I rejected my High School culture because I felt like I went to school with people who were privileged, entitled, and judgmental. Which, sometimes they were. But, hello, so was I. Clearly.
I missed out on so many things that High School kids do, because I thought I was so much better than all of it. I had things to do and a life to lead. I was so much more mature.
Really, I was kind of an idiot. Thankfully, I grew up. We all grew up.
Of course, in addition to turning from a dumb kid in to a grown-up in the last twenty years, this other amazing thing happened. The kids these days call it Facebook.
Through Facebook I have connected and reconnected with so many people I went to school with, not all of whom were my friends back then.
Now we have so much more in common, like kids and mortgages, and a strong desire for wine before 5 o'clock. We can hang.

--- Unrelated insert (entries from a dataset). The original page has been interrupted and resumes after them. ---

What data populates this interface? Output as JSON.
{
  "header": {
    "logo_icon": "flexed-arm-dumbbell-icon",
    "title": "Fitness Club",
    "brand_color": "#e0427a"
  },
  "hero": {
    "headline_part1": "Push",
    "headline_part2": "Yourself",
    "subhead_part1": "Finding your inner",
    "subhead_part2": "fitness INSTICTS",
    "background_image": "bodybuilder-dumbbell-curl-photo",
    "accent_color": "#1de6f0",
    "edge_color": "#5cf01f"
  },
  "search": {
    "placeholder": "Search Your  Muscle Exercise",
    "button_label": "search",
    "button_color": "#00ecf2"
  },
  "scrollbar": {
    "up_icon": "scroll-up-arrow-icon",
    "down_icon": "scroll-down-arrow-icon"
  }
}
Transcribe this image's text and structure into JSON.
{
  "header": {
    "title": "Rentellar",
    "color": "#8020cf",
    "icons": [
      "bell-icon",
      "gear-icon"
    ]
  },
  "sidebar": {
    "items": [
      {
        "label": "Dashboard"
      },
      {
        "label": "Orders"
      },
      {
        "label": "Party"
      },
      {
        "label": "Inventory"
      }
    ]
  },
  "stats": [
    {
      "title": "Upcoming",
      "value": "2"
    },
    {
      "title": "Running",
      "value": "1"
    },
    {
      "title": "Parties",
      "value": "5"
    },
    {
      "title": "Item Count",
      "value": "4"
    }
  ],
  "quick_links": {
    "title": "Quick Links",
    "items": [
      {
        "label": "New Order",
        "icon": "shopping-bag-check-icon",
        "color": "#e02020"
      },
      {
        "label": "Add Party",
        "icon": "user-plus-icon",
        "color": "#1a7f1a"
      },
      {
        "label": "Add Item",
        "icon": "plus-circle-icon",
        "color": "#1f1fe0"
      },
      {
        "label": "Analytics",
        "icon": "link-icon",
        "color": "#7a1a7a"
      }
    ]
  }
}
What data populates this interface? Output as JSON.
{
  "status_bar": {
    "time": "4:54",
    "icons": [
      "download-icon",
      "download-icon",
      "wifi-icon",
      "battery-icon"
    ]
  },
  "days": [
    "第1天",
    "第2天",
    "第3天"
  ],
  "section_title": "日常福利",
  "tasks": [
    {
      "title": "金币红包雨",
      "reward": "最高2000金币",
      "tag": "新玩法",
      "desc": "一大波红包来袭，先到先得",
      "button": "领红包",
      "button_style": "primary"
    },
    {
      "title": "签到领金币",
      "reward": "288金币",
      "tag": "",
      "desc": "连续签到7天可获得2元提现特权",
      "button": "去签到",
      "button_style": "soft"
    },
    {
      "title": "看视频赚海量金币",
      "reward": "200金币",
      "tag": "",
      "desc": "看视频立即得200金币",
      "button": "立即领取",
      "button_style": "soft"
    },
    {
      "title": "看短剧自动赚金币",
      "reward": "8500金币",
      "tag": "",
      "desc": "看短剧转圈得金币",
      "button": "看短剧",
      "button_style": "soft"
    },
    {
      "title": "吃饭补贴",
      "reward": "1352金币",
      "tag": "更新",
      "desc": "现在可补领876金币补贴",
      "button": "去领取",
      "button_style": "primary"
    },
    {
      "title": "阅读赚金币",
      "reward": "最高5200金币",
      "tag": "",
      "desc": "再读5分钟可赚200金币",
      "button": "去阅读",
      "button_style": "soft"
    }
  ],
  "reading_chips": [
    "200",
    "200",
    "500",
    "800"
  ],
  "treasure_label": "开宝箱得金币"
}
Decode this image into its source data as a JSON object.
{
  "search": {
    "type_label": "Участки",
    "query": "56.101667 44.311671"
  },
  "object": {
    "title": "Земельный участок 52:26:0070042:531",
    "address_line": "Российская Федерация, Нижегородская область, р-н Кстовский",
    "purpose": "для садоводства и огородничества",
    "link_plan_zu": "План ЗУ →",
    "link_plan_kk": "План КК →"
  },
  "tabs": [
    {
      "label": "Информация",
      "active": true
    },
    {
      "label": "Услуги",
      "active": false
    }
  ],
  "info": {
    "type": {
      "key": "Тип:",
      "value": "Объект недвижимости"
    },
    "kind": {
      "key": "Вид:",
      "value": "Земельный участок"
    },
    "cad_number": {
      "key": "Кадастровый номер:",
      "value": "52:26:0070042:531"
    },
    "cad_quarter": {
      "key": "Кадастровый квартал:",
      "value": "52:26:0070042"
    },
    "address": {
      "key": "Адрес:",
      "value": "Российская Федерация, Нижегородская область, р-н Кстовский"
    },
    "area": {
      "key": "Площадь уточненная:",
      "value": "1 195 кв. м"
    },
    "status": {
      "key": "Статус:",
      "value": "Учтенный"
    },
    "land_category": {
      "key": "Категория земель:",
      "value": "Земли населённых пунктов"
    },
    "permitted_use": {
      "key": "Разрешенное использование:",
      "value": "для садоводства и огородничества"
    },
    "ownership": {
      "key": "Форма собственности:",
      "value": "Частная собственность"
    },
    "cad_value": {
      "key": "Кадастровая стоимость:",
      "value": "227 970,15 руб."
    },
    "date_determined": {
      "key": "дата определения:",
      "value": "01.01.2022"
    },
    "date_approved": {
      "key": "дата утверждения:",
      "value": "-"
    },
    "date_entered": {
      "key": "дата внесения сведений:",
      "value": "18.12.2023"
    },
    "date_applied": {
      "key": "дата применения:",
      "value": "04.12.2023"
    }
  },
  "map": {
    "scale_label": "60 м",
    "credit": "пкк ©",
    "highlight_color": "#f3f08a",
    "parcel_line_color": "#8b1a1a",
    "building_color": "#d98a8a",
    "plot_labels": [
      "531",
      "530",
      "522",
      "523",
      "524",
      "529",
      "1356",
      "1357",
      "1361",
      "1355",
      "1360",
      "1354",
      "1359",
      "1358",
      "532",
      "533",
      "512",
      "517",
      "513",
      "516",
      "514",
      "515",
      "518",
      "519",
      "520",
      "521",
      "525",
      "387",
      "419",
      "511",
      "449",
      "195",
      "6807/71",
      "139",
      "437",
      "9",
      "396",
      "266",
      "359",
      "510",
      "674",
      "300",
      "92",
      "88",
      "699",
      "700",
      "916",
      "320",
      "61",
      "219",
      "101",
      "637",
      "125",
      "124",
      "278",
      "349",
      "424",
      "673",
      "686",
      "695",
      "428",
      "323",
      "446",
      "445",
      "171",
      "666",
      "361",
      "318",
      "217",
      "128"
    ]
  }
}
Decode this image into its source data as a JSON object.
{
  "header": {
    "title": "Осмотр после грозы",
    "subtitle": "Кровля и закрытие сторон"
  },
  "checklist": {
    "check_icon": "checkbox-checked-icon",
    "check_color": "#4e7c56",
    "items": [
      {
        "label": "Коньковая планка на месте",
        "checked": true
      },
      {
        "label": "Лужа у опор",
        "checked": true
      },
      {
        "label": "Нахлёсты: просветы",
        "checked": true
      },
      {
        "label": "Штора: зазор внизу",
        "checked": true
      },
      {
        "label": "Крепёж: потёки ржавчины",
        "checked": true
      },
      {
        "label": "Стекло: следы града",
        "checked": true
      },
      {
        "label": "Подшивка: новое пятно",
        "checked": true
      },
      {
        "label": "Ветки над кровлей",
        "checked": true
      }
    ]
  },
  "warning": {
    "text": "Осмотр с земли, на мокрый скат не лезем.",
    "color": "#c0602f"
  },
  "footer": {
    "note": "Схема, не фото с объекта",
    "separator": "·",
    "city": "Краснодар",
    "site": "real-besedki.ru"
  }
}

And it turns out, a lot of them are great people. Who knew?
I didn't appreciate the people I went to school with, or the privileges that were offered to me, then. But now I do. Now I can appreciate how we were all caught in our limited experiences, and trying to grow into ourselves.
Weirdly, time circles around in a never-ending loop, and now my own child is a Senior in High School, twenty years after I was.
Much like me, he's not terribly interested in a lot of school activities. And I wonder if he will look back at High School and wish he'd done a few things differently, like I do. But I've let him make his own choices in this area, and he has picked close relationships with his core group of friends, over traditional High School things like dances and football games. Which I respect, both because I really like his core group of friends, and because this is his life, and not my second chance.
I don't get a second chance at adolescence. But, thankfully, I do get a second chance to get to know the people who come from where I come from. And with a little less insecurity and baggage attached.
My 20th reunion isn't until next Summer, and it falls on Reagan's 18th birthday. When I talked to him about it, he told me I should go. Not because he doesn't want me around for his birthday, but because he thinks I spend too much time taking care of them, and that I should get more "me" time.
I think I've done something right with that one.
If you've made it this far, and still like my blog, would you mind clicking the link below which registers a vote for me? Thanks. You're the best!